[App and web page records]
=-=-=-=-=

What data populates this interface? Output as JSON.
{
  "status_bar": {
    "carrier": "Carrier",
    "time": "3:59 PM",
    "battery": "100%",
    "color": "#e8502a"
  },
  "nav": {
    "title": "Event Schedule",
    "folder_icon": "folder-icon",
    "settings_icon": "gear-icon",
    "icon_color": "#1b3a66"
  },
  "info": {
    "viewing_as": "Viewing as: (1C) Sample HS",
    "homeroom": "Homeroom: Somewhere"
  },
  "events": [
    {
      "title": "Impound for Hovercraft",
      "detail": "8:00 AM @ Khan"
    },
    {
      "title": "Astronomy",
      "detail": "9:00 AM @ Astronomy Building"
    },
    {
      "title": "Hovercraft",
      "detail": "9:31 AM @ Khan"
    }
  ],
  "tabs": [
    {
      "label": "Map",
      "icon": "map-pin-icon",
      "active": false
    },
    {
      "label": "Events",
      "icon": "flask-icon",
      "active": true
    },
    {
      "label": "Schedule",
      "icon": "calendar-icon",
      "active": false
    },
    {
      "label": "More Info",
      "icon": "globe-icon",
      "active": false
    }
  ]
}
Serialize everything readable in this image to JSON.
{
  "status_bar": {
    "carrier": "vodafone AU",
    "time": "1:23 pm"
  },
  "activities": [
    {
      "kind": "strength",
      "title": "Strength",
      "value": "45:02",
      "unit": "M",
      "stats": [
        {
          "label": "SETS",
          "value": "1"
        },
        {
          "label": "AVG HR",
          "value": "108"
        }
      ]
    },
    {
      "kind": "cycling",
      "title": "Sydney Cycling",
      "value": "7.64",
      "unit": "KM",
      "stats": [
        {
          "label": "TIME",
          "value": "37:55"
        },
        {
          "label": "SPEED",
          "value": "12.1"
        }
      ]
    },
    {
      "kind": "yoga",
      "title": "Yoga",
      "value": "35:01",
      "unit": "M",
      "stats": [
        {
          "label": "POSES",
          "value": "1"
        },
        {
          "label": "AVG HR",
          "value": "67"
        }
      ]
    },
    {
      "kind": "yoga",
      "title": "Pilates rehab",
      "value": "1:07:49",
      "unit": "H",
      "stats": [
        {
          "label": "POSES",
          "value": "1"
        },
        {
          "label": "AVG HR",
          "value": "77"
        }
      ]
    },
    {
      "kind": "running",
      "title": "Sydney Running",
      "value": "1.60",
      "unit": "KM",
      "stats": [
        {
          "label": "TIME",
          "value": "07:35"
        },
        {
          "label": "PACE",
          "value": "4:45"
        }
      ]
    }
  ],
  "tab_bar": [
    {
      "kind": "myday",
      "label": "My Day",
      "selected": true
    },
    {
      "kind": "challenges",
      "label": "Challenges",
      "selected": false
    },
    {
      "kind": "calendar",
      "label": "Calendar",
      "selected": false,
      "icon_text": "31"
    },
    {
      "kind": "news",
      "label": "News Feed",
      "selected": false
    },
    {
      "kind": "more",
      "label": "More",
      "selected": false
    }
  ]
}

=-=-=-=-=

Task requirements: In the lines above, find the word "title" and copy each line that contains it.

Output for this task:
    "title": "Event Schedule",
      "title": "Impound for Hovercraft",
      "title": "Astronomy",
      "title": "Hovercraft",
      "title": "Strength",
      "title": "Sydney Cycling",
      "title": "Yoga",
      "title": "Pilates rehab",
      "title": "Sydney Running",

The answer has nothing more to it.